  • The fortress villages of the Haute-Balagne perched high above the sea and surrounded by terraces that produced olives, wine and figs together with plentiful citrus groves are some of the most picturesque on the island. Backed by the dramatic mountain landscapes, many of the villages are nearly a thousand years old. A recent government redevelopment programme has encouraged young people to settle in the villages and preserve the traditional practices resulting in the Strada di l’Artigiani, the Artisans route; a craft trail where you can visit workshops and buy the wares of the local artists.
  • Calenzana is the start of the famous GR20. There are two impressive churches, an atmospheric square with a bar and two restaurants, and if you wander through the back streets you will come across L’Atelier du Village where you can buy jams, biscuits, liqueurs and cakes made from local produce.
  • Zilia is a photogenic village surrounded by olive groves. Visit the vineyard of Alzipratu and taste their celebrated wines. Perched on a rocky pinnacle overlooking the plain across to Calvi, Montemaggiore is characterized by fountains, arcaded houses and ancient streets.
  • Sant’Antonino, the oldest inhabited village on Corsica, is perched on a granite hilltop. It is essentially pedestrian due to its vaulted archways and cobbled streets although the other way to explore the village is by mule - the traditional form of transport. The village affords 360° views of the surrounding countryside and coast, has several restaurants, a local produce shop and the famous ‘maison du citron’ (run by Mr Antonino), which serves excellent citron pressé.
  • The centre of the project to redevelop village life. Pigna is a compact cluster of orange roofs and blue shutters and a good place to get a feel of the traditional culture of Corsica.  There are potters, painters, music box makers, musicians and jewellery craftsmen all based here. The celebrated Casa Musicale is here and every Saturday and Tuesday during the season, Festivoce organise Corsican music concerts. There is also the recently finished oratorium which hosts many of the Corsican musicians who tour the island during July and August. The Casa Musicale also has an excellent restaurant and there is also a wonderful little organic Tapas bar whose terrace has stunning views.
  • Monticello is the village where it is believed that Christopher Columbus's mysterious mother was born. The village has a couple of charming restaurants and sports facilities. Why not go pony trekking through the Balagne hills to discover the area’s true natural beauty.
  • Accessible from anywhere in la Balagne, the Tartagine Forest is a fantastic area of wild countryside in Corsica’s National Park region. Escape to the mountains and sit by snow fed rivers rushing over granite boulders surrounded by pine trees. Our route takes you through Speloncato, via the old chestnut woods of the Guinssani, where you can stop at the memorable Genoese church, and admire the panoramic view of the valley. As the road is winding and narrow, the trip will take you longer than expected from the map, so either take a picnic (there are few other visitors) or visit one of the local Auberges in Olmi Cappella, Pioggiola or on the Col de Battaglia.
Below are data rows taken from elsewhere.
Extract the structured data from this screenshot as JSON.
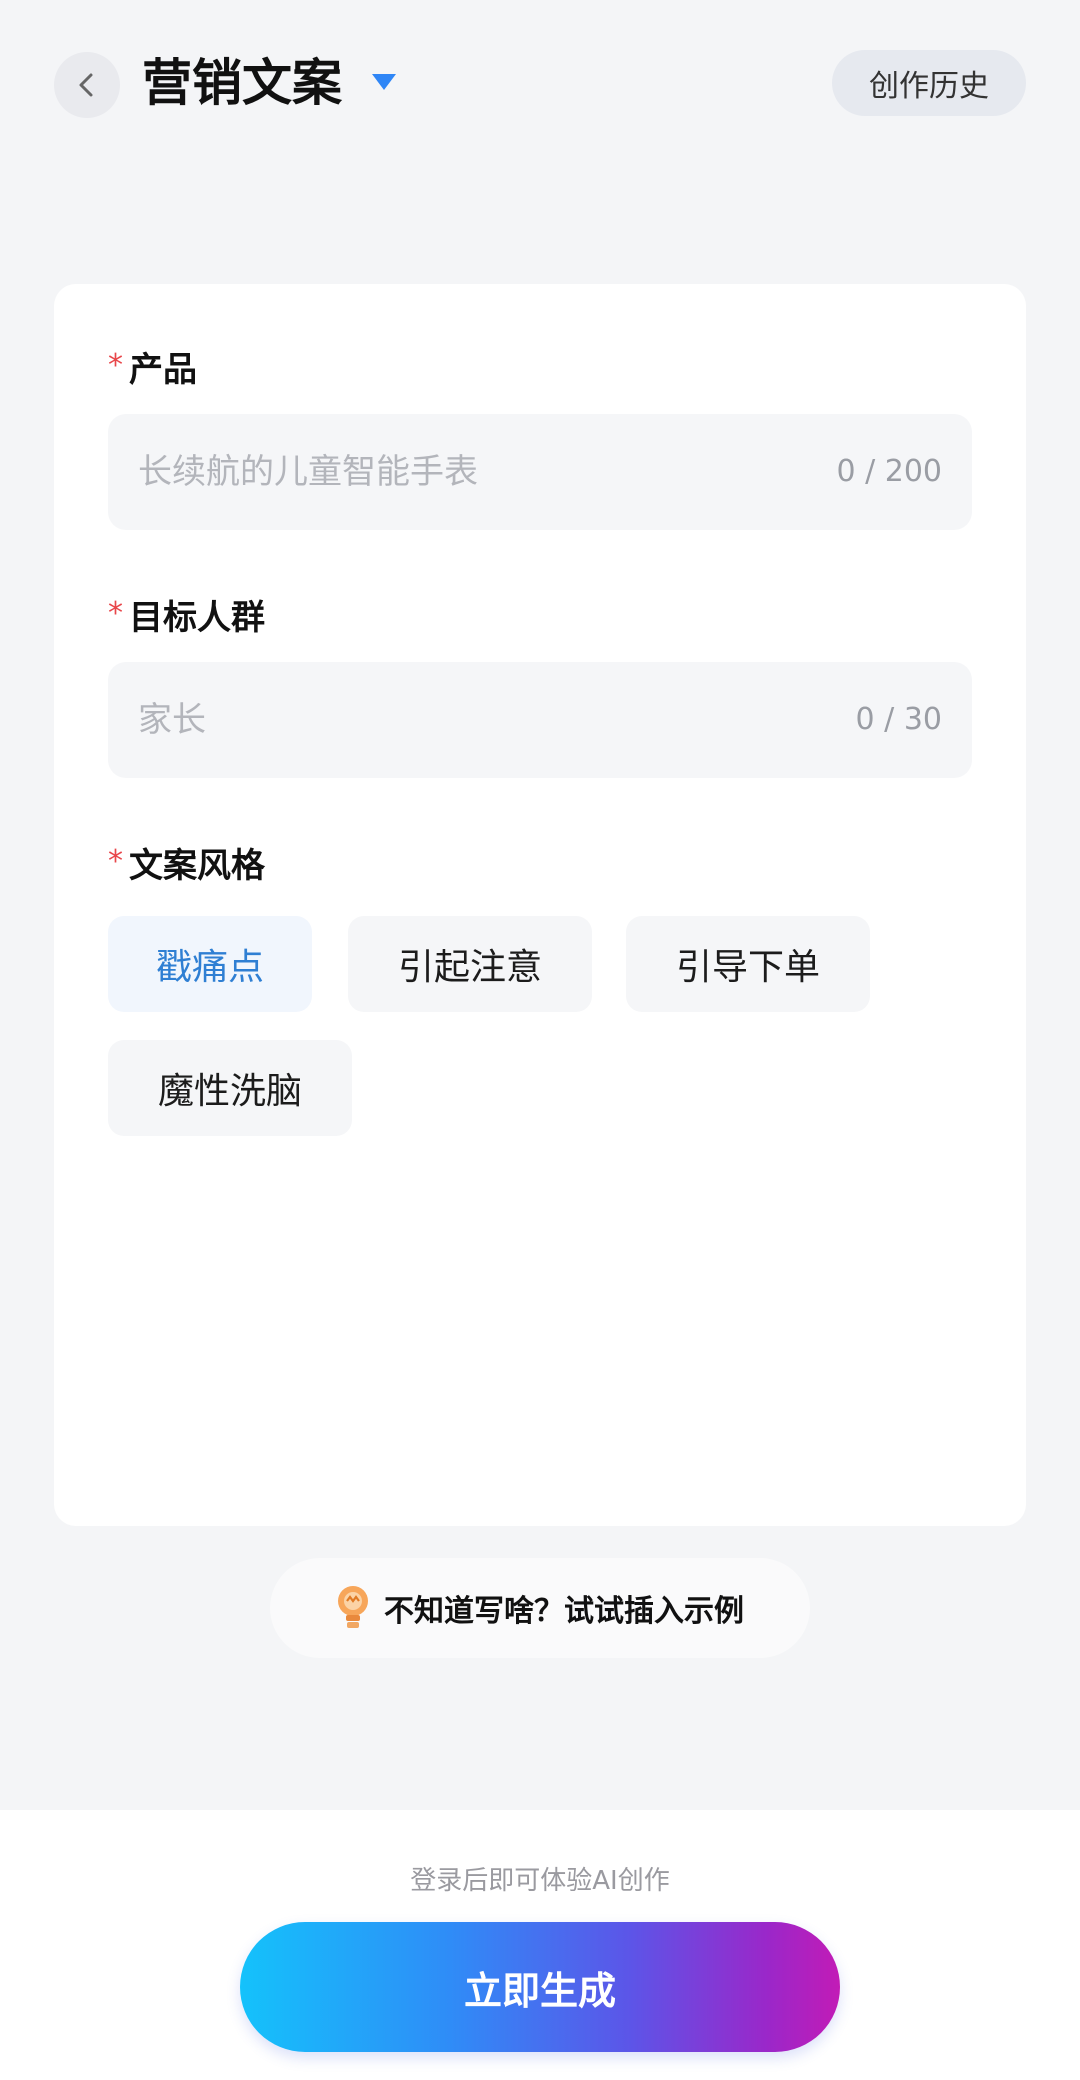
{
  "header": {
    "title": "营销文案",
    "history_label": "创作历史"
  },
  "form": {
    "product": {
      "label": "产品",
      "required_mark": "*",
      "placeholder": "长续航的儿童智能手表",
      "counter": "0 / 200"
    },
    "audience": {
      "label": "目标人群",
      "required_mark": "*",
      "placeholder": "家长",
      "counter": "0 / 30"
    },
    "style": {
      "label": "文案风格",
      "required_mark": "*",
      "options": [
        "戳痛点",
        "引起注意",
        "引导下单",
        "魔性洗脑"
      ],
      "selected": "戳痛点"
    }
  },
  "example": {
    "label": "不知道写啥？试试插入示例"
  },
  "footer": {
    "login_tip": "登录后即可体验AI创作",
    "generate_label": "立即生成"
  },
  "colors": {
    "accent": "#2f86f6",
    "required": "#e8464a",
    "selected_chip_text": "#2f7fd3"
  }
}
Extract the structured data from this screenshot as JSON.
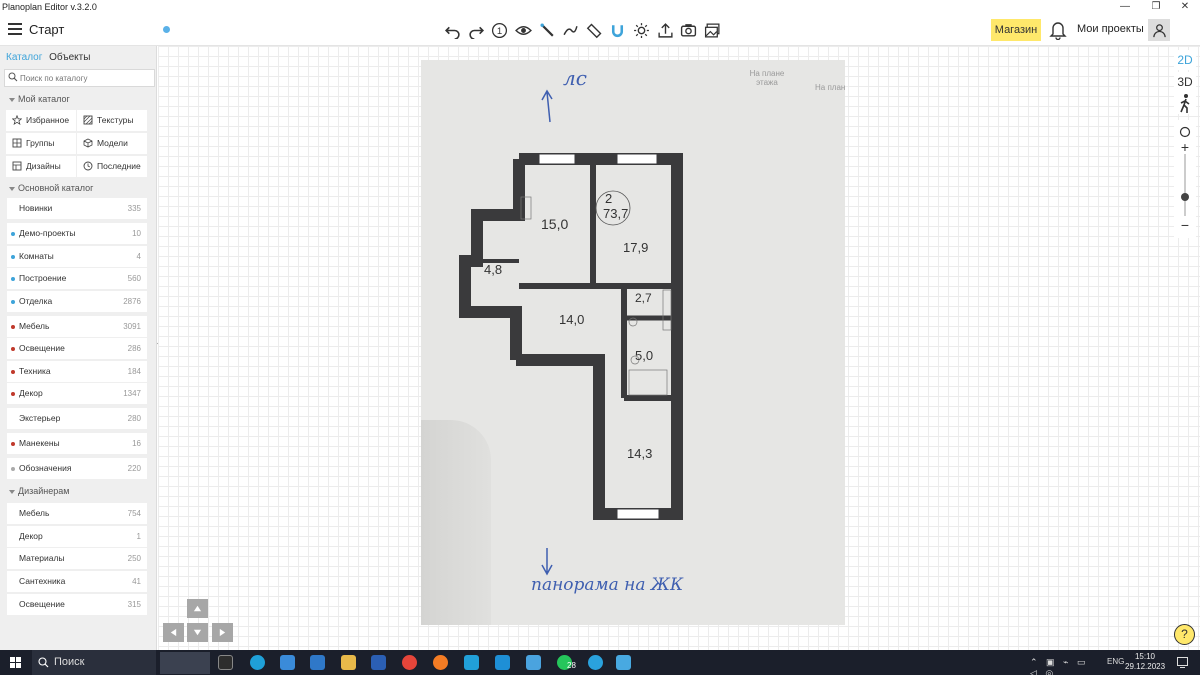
{
  "window": {
    "title": "Planoplan Editor v.3.2.0",
    "minimize_glyph": "—",
    "restore_glyph": "❐",
    "close_glyph": "✕"
  },
  "header": {
    "title": "Старт",
    "shop_label": "Магазин",
    "projects_label": "Мои проекты",
    "toolbar_icons": [
      "undo-icon",
      "redo-icon",
      "info-icon",
      "eye-icon",
      "wand-icon",
      "measure-icon",
      "ruler-icon",
      "magnet-icon",
      "sun-icon",
      "share-icon",
      "camera-icon",
      "gallery-icon"
    ],
    "info_glyph": "1"
  },
  "sidebar": {
    "tabs": [
      "Каталог",
      "Объекты"
    ],
    "search_placeholder": "Поиск по каталогу",
    "my_catalog": {
      "title": "Мой каталог",
      "items": [
        {
          "label": "Избранное",
          "icon": "star-icon"
        },
        {
          "label": "Текстуры",
          "icon": "texture-icon"
        },
        {
          "label": "Группы",
          "icon": "group-icon"
        },
        {
          "label": "Модели",
          "icon": "cube-icon"
        },
        {
          "label": "Дизайны",
          "icon": "layout-icon"
        },
        {
          "label": "Последние",
          "icon": "clock-icon"
        }
      ]
    },
    "main_catalog": {
      "title": "Основной каталог",
      "items": [
        {
          "label": "Новинки",
          "count": "335",
          "dot": ""
        },
        {
          "label": "Демо-проекты",
          "count": "10",
          "dot": "#3ea4da"
        },
        {
          "label": "Комнаты",
          "count": "4",
          "dot": "#3ea4da"
        },
        {
          "label": "Построение",
          "count": "560",
          "dot": "#3ea4da"
        },
        {
          "label": "Отделка",
          "count": "2876",
          "dot": "#3ea4da"
        },
        {
          "label": "Мебель",
          "count": "3091",
          "dot": "#c0392b"
        },
        {
          "label": "Освещение",
          "count": "286",
          "dot": "#c0392b"
        },
        {
          "label": "Техника",
          "count": "184",
          "dot": "#c0392b"
        },
        {
          "label": "Декор",
          "count": "1347",
          "dot": "#c0392b"
        },
        {
          "label": "Экстерьер",
          "count": "280",
          "dot": ""
        },
        {
          "label": "Манекены",
          "count": "16",
          "dot": "#c0392b"
        },
        {
          "label": "Обозначения",
          "count": "220",
          "dot": "#aaaaaa"
        }
      ]
    },
    "designers": {
      "title": "Дизайнерам",
      "items": [
        {
          "label": "Мебель",
          "count": "754"
        },
        {
          "label": "Декор",
          "count": "1"
        },
        {
          "label": "Материалы",
          "count": "250"
        },
        {
          "label": "Сантехника",
          "count": "41"
        },
        {
          "label": "Освещение",
          "count": "315"
        }
      ]
    }
  },
  "canvas": {
    "plan_captions": [
      "На плане этажа",
      "На плане компл"
    ],
    "handwriting_top": "лс",
    "handwriting_bottom": "панорама на ЖК",
    "rooms": [
      {
        "label": "15,0"
      },
      {
        "label": "2"
      },
      {
        "label": "73,7"
      },
      {
        "label": "17,9"
      },
      {
        "label": "4,8"
      },
      {
        "label": "14,0"
      },
      {
        "label": "2,7"
      },
      {
        "label": "5,0"
      },
      {
        "label": "14,3"
      }
    ]
  },
  "view_tools": {
    "mode_2d": "2D",
    "mode_3d": "3D",
    "zoom_in": "+",
    "zoom_out": "−",
    "zoom_level": 0.3
  },
  "help_label": "?",
  "taskbar": {
    "search_label": "Поиск",
    "badge_count": "28",
    "language": "ENG",
    "time": "15:10",
    "date": "29.12.2023"
  },
  "colors": {
    "accent": "#3ea4da",
    "shop": "#ffe86b",
    "wall": "#3a3a3c",
    "taskbar": "#1b1f2b"
  }
}
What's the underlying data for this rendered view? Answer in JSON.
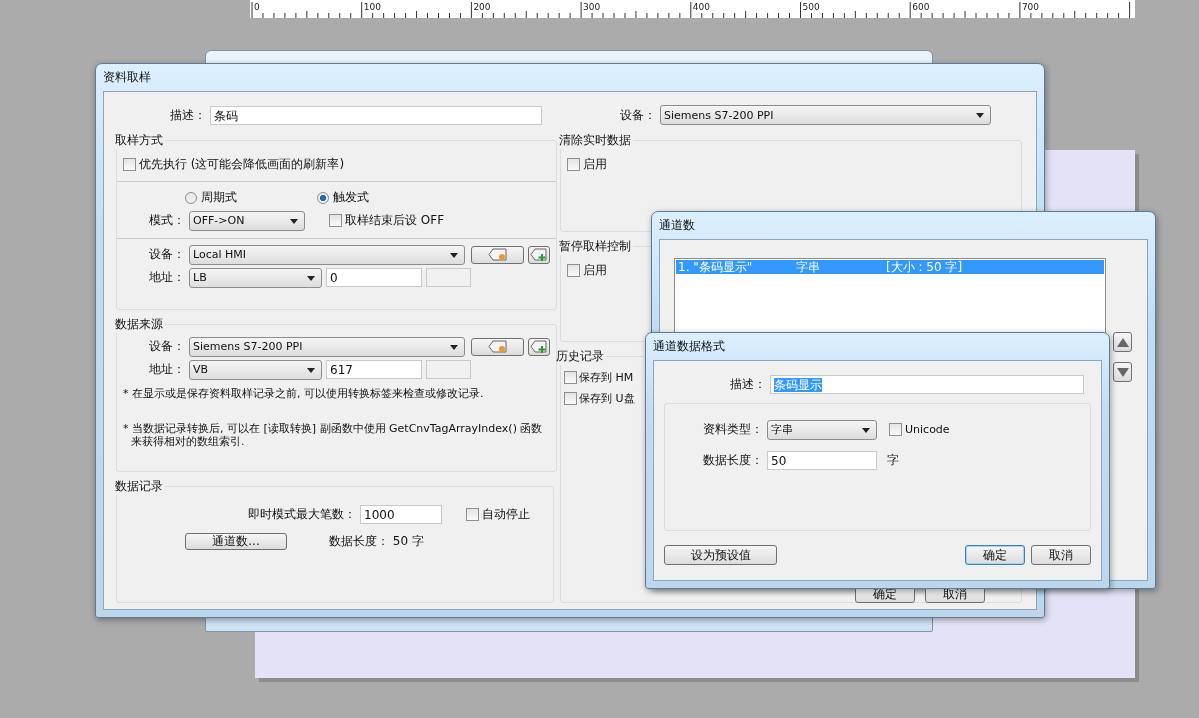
{
  "ruler": {
    "labels": [
      "0",
      "100",
      "200",
      "300",
      "400",
      "500",
      "600",
      "700"
    ]
  },
  "main_dialog": {
    "title": "资料取样",
    "description": {
      "label": "描述：",
      "value": "条码"
    },
    "device": {
      "label": "设备：",
      "value": "Siemens S7-200 PPI"
    },
    "sampling_mode": {
      "title": "取样方式",
      "priority": {
        "label": "优先执行 (这可能会降低画面的刷新率)",
        "checked": false
      },
      "modes": [
        {
          "label": "周期式",
          "selected": false
        },
        {
          "label": "触发式",
          "selected": true
        }
      ],
      "mode": {
        "label": "模式：",
        "value": "OFF->ON"
      },
      "set_off": {
        "label": "取样结束后设 OFF",
        "checked": false
      },
      "device": {
        "label": "设备：",
        "value": "Local HMI"
      },
      "address": {
        "label": "地址：",
        "type": "LB",
        "value": "0"
      }
    },
    "data_source": {
      "title": "数据来源",
      "device": {
        "label": "设备：",
        "value": "Siemens S7-200 PPI"
      },
      "address": {
        "label": "地址：",
        "type": "VB",
        "value": "617"
      },
      "notes": [
        "* 在显示或是保存资料取样记录之前, 可以使用转换标签来检查或修改记录.",
        "* 当数据记录转换后, 可以在 [读取转换] 副函数中使用 GetCnvTagArrayIndex() 函数来获得相对的数组索引."
      ]
    },
    "data_record": {
      "title": "数据记录",
      "max_label": "即时模式最大笔数：",
      "max_value": "1000",
      "auto_stop": {
        "label": "自动停止",
        "checked": false
      },
      "channels_button": "通道数...",
      "data_length": "数据长度： 50 字"
    },
    "clear_realtime": {
      "title": "清除实时数据",
      "enable": {
        "label": "启用",
        "checked": false
      }
    },
    "pause_control": {
      "title": "暂停取样控制",
      "enable": {
        "label": "启用",
        "checked": false
      }
    },
    "history": {
      "title": "历史记录",
      "options": [
        {
          "label": "保存到 HM",
          "checked": false
        },
        {
          "label": "保存到 U盘",
          "checked": false
        }
      ]
    }
  },
  "channels_dialog": {
    "title": "通道数",
    "items": [
      {
        "name": "1. \"条码显示\"",
        "type": "字串",
        "size": "[大小 : 50 字]",
        "selected": true
      }
    ],
    "buttons": [
      "确定",
      "取消"
    ]
  },
  "format_dialog": {
    "title": "通道数据格式",
    "description": {
      "label": "描述：",
      "value": "条码显示",
      "text_selected": true
    },
    "data_type": {
      "label": "资料类型：",
      "value": "字串"
    },
    "unicode": {
      "label": "Unicode",
      "checked": false
    },
    "data_length": {
      "label": "数据长度：",
      "value": "50",
      "unit": "字"
    },
    "buttons": [
      {
        "label": "设为预设值",
        "default": false
      },
      {
        "label": "确定",
        "default": true
      },
      {
        "label": "取消",
        "default": false
      }
    ]
  }
}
  • At the very end of the Calvi airport road the Bonifato Forest is a haven of cool and shade during the heat of the summer. There are a plethora of picnic spots, rock pools and walks of all levels. For an easy two hour circuit try the Boucle de Figajola, or for a more strenuous climb hike up to one of the GR20 refuges at Carozzu (where there is also a fantastic mountain top rock pool). During the season, the car park charges a flat fee for the whole day) which helps to finance the Office National des Forêts protection scheme. The Maison Forestière, in the car park serves drinks and has a simple menu.
  • Le Parc de Saleccia is a must for garden lovers! The park has a wide range of Mediterranean plants and is great to explore.